Ok, back to the main point of this post. I found a neat trick recently when it comes to accessing GitHub pull requests via the command line. The traditional way is adding a remote that involves the persons repository issuing the pull request (or curling a .patch file via curl and piping it to git-am). However, it’s as simple as modifying your fetch parameters for the origin repository to include “+refs/pull/*/head:refs/remotes/origin/pr/*” as an option. You can set this optional globally if you like in your git-config as a bonus:

git config --add remote.origin.fetch "+refs/pull/*/head:refs/remotes/origin/pr/*"

You are now able to easily fetch and checkout pull requests to play with. For example:

$ git checkout pr/123
Branch pr/123 set up to track remote branch pr/123 from origin.
Switched to a new branch 'pr/123'

That’s my git tip (or hack) for today, hope you enjoy it!

EGit and JGit 2.1 Released

The EGit and JGit teams are proud to announce the 2.1 release in time for Juno SR1.

The precise release version is

This release contains some nice performance gains, improved autoCRLF support and the ability to optionally combine the commit and push to upstream steps in the Commit dialog (see EGit New and Noteworthy for the full list of features). JGit now provides an implementation for git-gc for FileRepositories (see JGit New and Noteworthy for the full list).

On a related note, I recently added BouncyCastle 1.47 to Orbit (see bug 390058). It was a long journey, but it will enable the JGit team to add support for signed commits and tags (see bugs 386908 and 382212).

Enjoy the latest release!

Comments Closed

100 Days: Eclipse Foundation Moves to Git

It’s great to see over 60% of Eclipse Foundation projects already migrated to Git.

It’s more rewarding given that this issue was brought up a couple years ago by a few community members (who were called a bit crazy at the time). It’s nice to see things finally through though, I think most people would agree that moving to Git was the right thing to do to modernize our infrastructure.

There are now 100 days until CVS becomes read only and is retired.
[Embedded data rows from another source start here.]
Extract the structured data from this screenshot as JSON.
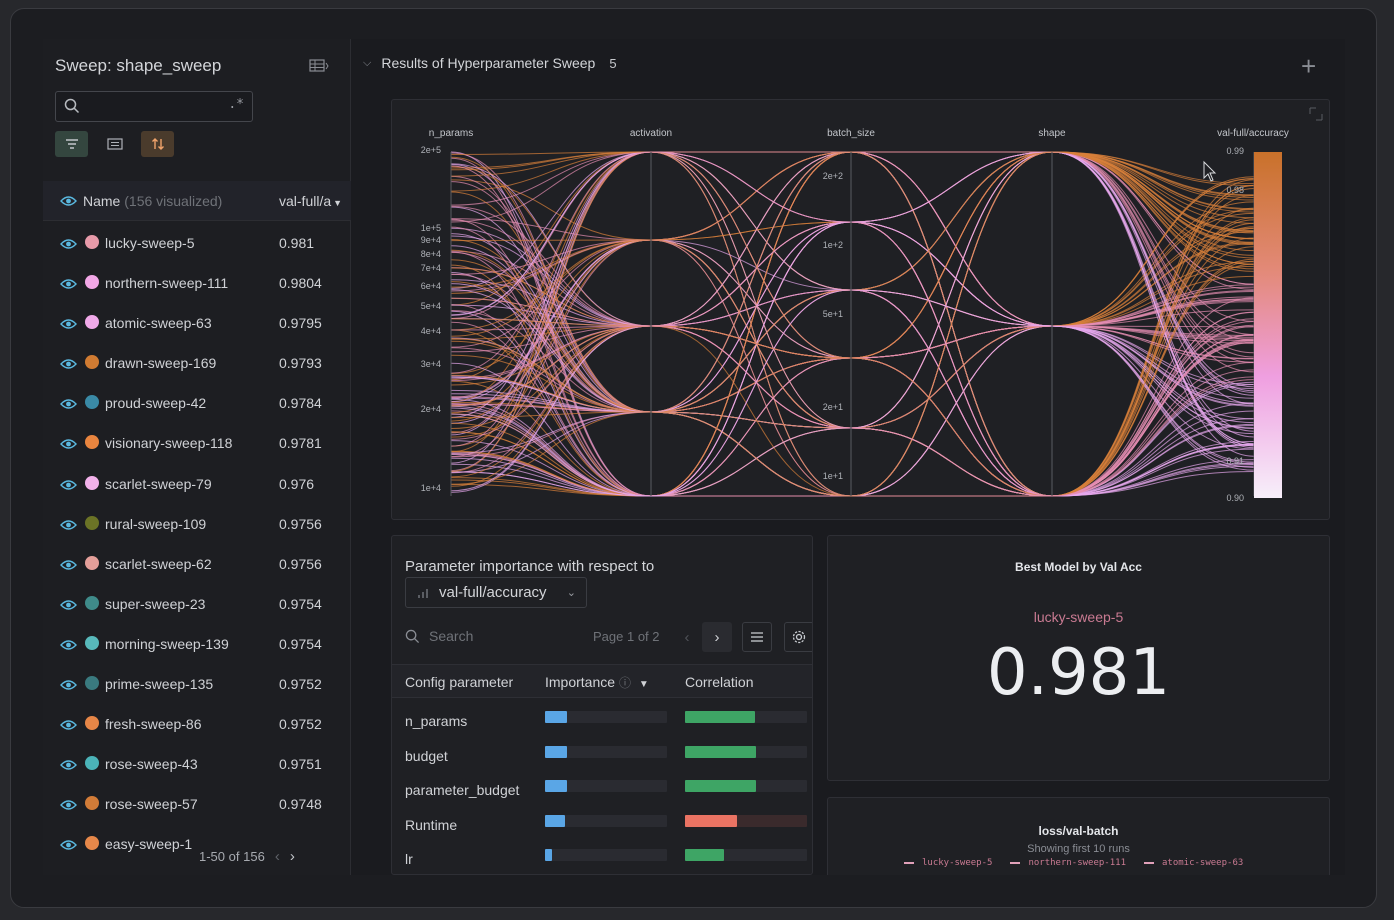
{
  "sidebar": {
    "title": "Sweep: shape_sweep",
    "search_placeholder": "",
    "regex_glyph": ".*",
    "header": {
      "name": "Name",
      "visualized": "(156 visualized)",
      "value_col": "val-full/a"
    },
    "runs": [
      {
        "name": "lucky-sweep-5",
        "value": "0.981",
        "color": "#e79aa9"
      },
      {
        "name": "northern-sweep-111",
        "value": "0.9804",
        "color": "#f2a7e6"
      },
      {
        "name": "atomic-sweep-63",
        "value": "0.9795",
        "color": "#f0a9e9"
      },
      {
        "name": "drawn-sweep-169",
        "value": "0.9793",
        "color": "#d07b32"
      },
      {
        "name": "proud-sweep-42",
        "value": "0.9784",
        "color": "#3a8aa6"
      },
      {
        "name": "visionary-sweep-118",
        "value": "0.9781",
        "color": "#e9853f"
      },
      {
        "name": "scarlet-sweep-79",
        "value": "0.976",
        "color": "#f2b1ea"
      },
      {
        "name": "rural-sweep-109",
        "value": "0.9756",
        "color": "#6b7326"
      },
      {
        "name": "scarlet-sweep-62",
        "value": "0.9756",
        "color": "#e49f9a"
      },
      {
        "name": "super-sweep-23",
        "value": "0.9754",
        "color": "#3f8b8a"
      },
      {
        "name": "morning-sweep-139",
        "value": "0.9754",
        "color": "#58b9bb"
      },
      {
        "name": "prime-sweep-135",
        "value": "0.9752",
        "color": "#3a7a7f"
      },
      {
        "name": "fresh-sweep-86",
        "value": "0.9752",
        "color": "#e68647"
      },
      {
        "name": "rose-sweep-43",
        "value": "0.9751",
        "color": "#4bb3b8"
      },
      {
        "name": "rose-sweep-57",
        "value": "0.9748",
        "color": "#d27c38"
      },
      {
        "name": "easy-sweep-1",
        "value": "",
        "color": "#e6884a"
      }
    ],
    "pager": {
      "label": "1-50",
      "of": "of 156"
    }
  },
  "section": {
    "title": "Results of Hyperparameter Sweep",
    "count": "5"
  },
  "parallel_coords": {
    "axes": [
      {
        "name": "n_params",
        "ticks": [
          "2e+5",
          "1e+5",
          "9e+4",
          "8e+4",
          "7e+4",
          "6e+4",
          "5e+4",
          "4e+4",
          "3e+4",
          "2e+4",
          "1e+4"
        ]
      },
      {
        "name": "activation",
        "ticks": []
      },
      {
        "name": "batch_size",
        "ticks": [
          "2e+2",
          "1e+2",
          "5e+1",
          "2e+1",
          "1e+1"
        ]
      },
      {
        "name": "shape",
        "ticks": []
      },
      {
        "name": "val-full/accuracy",
        "ticks": [
          "0.99",
          "0.98",
          "0.91",
          "0.90"
        ]
      }
    ]
  },
  "importance": {
    "title": "Parameter importance with respect to",
    "metric": "val-full/accuracy",
    "search_placeholder": "Search",
    "page": "Page 1 of 2",
    "columns": {
      "param": "Config parameter",
      "importance": "Importance",
      "correlation": "Correlation"
    },
    "rows": [
      {
        "name": "n_params",
        "importance": 0.18,
        "correlation": 0.57,
        "corr_sign": "positive"
      },
      {
        "name": "budget",
        "importance": 0.18,
        "correlation": 0.58,
        "corr_sign": "positive"
      },
      {
        "name": "parameter_budget",
        "importance": 0.18,
        "correlation": 0.58,
        "corr_sign": "positive"
      },
      {
        "name": "Runtime",
        "importance": 0.16,
        "correlation": 0.43,
        "corr_sign": "negative"
      },
      {
        "name": "lr",
        "importance": 0.06,
        "correlation": 0.32,
        "corr_sign": "positive"
      }
    ],
    "colors": {
      "importance": "#5aa6e6",
      "positive": "#3ea565",
      "negative": "#ea7363"
    }
  },
  "best_model": {
    "title": "Best Model by Val Acc",
    "run": "lucky-sweep-5",
    "value": "0.981"
  },
  "loss_panel": {
    "title": "loss/val-batch",
    "subtitle": "Showing first 10 runs",
    "legend": [
      "lucky-sweep-5",
      "northern-sweep-111",
      "atomic-sweep-63"
    ]
  }
}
If you’re an Eclipse Foundation project, I highly recommend migrating to Git. If you’re new to Git, I recommend trying out GitHub’s online tutorial ( and the ProGit book. If you don’t want to migrate your main repositories first, I recommend starting with your project website first.

On a related note, the EGit and JGit projects are gearing up to release 2.1 soon for Juno SR1. Here’s a sneak peak at the release notes and if you want to contribute any changes in for 2.1, you only have a few more days to do so. I personally find the performance improved in the upcoming release for larger projects that I work on. I think we’re getting closer to finally making Ed Merks happy with the tooling, almost there!

EGit and JGit 2.0 Released for Juno

The EGit and JGit teams are happy to announce the 2.0 release in time for the Eclipse Juno release.

Check out the respective JGit New and Noteworthy and EGit New and Noteworthy documents to see what’s new. In the end, it’s great to see 64% of the projects released on the Juno release to use Git, we’ve come a long way. I’m hoping that after the dust settles from the simultaneous release, the remaining projects can focus on migrating to Git.

For now, enjoy Juno and improved Git tooling support!